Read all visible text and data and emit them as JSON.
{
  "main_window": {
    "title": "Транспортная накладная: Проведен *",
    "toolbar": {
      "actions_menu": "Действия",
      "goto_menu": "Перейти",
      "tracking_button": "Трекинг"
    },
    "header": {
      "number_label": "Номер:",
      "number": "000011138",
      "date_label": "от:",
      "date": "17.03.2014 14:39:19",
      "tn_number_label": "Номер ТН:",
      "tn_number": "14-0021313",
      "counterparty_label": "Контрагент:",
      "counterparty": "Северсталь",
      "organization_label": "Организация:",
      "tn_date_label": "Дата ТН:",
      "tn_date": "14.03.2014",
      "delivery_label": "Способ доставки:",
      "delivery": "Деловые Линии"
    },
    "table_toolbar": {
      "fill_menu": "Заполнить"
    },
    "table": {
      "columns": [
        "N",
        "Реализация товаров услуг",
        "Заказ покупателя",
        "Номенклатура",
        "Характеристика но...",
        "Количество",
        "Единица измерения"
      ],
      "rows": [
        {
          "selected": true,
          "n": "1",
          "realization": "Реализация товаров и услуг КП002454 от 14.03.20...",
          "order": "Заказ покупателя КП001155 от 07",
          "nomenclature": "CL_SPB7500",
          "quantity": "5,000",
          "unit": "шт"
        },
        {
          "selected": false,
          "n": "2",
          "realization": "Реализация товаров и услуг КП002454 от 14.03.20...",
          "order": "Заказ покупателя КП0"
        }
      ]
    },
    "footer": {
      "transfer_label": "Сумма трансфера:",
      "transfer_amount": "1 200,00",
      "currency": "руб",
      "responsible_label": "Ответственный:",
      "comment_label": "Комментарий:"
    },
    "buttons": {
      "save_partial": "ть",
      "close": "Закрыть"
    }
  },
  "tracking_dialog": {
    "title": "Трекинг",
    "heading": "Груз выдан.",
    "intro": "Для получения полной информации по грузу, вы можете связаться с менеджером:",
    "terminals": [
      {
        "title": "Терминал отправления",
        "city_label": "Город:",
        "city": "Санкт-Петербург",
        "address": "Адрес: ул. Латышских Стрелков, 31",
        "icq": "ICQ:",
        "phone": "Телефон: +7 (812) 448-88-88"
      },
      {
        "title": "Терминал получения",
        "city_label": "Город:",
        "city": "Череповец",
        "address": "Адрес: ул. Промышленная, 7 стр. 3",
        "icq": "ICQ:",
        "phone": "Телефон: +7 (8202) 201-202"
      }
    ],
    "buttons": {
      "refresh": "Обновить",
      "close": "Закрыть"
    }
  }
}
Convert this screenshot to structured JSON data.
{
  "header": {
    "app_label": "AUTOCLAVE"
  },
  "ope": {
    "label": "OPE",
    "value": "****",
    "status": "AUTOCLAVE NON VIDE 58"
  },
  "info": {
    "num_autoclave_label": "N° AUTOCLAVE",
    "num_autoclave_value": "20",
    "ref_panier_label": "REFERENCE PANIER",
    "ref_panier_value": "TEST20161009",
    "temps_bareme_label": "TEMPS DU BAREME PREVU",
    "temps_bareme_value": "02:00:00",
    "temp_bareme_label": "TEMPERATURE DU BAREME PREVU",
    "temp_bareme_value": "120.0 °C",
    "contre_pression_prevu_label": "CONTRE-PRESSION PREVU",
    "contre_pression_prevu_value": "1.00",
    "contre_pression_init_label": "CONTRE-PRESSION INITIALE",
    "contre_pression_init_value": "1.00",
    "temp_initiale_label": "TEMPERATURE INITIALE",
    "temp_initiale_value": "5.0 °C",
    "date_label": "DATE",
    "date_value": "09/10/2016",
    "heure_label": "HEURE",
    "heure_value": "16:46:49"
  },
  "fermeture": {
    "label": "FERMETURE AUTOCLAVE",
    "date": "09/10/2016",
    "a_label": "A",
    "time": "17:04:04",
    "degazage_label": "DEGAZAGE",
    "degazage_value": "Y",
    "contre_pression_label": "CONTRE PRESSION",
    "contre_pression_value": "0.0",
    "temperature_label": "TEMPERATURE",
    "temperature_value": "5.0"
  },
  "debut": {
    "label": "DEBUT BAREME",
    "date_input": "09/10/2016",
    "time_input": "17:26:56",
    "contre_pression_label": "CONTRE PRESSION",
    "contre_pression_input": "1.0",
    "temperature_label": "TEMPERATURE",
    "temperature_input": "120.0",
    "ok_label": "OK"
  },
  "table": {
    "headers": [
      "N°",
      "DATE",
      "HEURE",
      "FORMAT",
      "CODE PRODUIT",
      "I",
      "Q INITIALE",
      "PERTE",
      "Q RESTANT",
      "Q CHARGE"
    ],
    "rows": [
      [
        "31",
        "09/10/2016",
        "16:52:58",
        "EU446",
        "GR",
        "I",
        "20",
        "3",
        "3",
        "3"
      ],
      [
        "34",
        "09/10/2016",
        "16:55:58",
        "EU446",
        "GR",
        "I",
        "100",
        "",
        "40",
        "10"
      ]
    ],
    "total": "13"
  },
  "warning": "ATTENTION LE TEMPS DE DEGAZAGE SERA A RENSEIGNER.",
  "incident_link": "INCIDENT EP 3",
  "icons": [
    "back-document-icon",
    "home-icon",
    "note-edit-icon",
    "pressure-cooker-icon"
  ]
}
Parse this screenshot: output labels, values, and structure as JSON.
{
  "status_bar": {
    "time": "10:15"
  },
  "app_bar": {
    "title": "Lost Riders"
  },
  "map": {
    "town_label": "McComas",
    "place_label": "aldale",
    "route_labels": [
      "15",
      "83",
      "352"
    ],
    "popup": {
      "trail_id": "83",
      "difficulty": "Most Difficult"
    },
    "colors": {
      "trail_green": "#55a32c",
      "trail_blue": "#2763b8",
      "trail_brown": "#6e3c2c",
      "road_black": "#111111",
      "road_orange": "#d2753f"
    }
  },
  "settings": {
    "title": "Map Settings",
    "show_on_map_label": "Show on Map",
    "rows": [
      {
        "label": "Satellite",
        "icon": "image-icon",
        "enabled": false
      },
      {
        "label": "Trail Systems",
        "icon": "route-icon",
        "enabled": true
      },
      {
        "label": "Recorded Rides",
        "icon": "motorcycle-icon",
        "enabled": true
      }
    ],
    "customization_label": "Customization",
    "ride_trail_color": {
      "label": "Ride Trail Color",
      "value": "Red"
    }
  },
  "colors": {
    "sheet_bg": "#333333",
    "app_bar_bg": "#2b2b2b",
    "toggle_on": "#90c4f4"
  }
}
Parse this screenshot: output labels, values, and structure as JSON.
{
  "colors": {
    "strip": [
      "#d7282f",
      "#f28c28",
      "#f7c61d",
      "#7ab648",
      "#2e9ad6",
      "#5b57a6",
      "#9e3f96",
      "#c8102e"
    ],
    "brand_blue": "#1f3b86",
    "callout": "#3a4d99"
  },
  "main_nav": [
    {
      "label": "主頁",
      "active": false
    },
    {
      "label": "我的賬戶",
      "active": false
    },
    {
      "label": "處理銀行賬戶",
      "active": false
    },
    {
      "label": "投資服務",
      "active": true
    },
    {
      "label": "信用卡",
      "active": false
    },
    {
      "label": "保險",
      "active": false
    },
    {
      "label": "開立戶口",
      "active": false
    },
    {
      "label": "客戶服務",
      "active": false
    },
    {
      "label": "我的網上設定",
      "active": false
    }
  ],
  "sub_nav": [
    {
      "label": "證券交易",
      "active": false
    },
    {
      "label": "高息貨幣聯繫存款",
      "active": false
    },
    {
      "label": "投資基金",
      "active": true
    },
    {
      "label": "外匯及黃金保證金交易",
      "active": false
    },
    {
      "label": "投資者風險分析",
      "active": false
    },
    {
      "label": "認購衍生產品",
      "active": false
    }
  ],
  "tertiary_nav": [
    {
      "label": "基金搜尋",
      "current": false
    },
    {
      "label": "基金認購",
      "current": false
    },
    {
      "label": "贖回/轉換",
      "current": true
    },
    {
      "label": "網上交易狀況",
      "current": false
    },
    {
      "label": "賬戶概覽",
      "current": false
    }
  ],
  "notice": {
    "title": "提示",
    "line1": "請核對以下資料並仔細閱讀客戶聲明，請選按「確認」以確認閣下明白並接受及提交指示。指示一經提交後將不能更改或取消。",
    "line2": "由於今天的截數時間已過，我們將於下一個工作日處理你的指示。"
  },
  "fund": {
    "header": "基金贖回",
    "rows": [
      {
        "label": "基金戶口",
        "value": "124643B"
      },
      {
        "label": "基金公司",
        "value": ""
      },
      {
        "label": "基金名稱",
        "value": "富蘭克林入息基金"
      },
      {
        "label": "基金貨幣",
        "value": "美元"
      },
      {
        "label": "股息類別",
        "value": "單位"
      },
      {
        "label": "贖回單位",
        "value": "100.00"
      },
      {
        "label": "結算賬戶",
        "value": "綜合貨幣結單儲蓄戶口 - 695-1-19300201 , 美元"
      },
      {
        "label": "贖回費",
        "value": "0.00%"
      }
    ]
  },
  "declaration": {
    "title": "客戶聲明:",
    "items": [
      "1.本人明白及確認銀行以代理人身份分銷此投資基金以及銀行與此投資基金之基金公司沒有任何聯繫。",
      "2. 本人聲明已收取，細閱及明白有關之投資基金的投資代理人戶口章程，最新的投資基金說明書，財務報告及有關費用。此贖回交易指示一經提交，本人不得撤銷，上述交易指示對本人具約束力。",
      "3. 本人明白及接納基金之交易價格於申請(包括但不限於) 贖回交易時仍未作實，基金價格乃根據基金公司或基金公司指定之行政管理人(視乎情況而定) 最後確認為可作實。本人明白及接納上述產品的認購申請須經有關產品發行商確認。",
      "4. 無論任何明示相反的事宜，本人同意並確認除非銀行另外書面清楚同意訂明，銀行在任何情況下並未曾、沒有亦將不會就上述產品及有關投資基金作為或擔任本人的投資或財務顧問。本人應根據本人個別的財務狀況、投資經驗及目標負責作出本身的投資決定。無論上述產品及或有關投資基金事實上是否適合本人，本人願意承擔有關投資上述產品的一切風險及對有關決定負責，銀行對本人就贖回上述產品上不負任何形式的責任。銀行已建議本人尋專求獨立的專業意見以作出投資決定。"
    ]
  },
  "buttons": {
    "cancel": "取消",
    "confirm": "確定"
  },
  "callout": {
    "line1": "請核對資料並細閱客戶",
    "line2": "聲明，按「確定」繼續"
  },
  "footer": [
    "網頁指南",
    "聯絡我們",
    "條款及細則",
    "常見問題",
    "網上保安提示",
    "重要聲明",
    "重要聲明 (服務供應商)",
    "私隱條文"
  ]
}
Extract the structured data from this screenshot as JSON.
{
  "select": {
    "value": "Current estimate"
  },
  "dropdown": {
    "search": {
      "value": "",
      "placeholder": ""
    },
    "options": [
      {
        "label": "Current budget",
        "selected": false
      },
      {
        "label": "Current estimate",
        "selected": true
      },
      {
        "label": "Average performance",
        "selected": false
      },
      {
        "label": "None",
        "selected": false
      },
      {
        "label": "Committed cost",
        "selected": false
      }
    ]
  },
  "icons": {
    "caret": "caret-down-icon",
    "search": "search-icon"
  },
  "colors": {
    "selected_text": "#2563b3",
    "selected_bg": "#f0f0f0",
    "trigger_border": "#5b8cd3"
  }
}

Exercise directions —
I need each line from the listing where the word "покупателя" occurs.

Task solution —
        "Заказ покупателя",
          "order": "Заказ покупателя КП001155 от 07",
          "order": "Заказ покупателя КП0"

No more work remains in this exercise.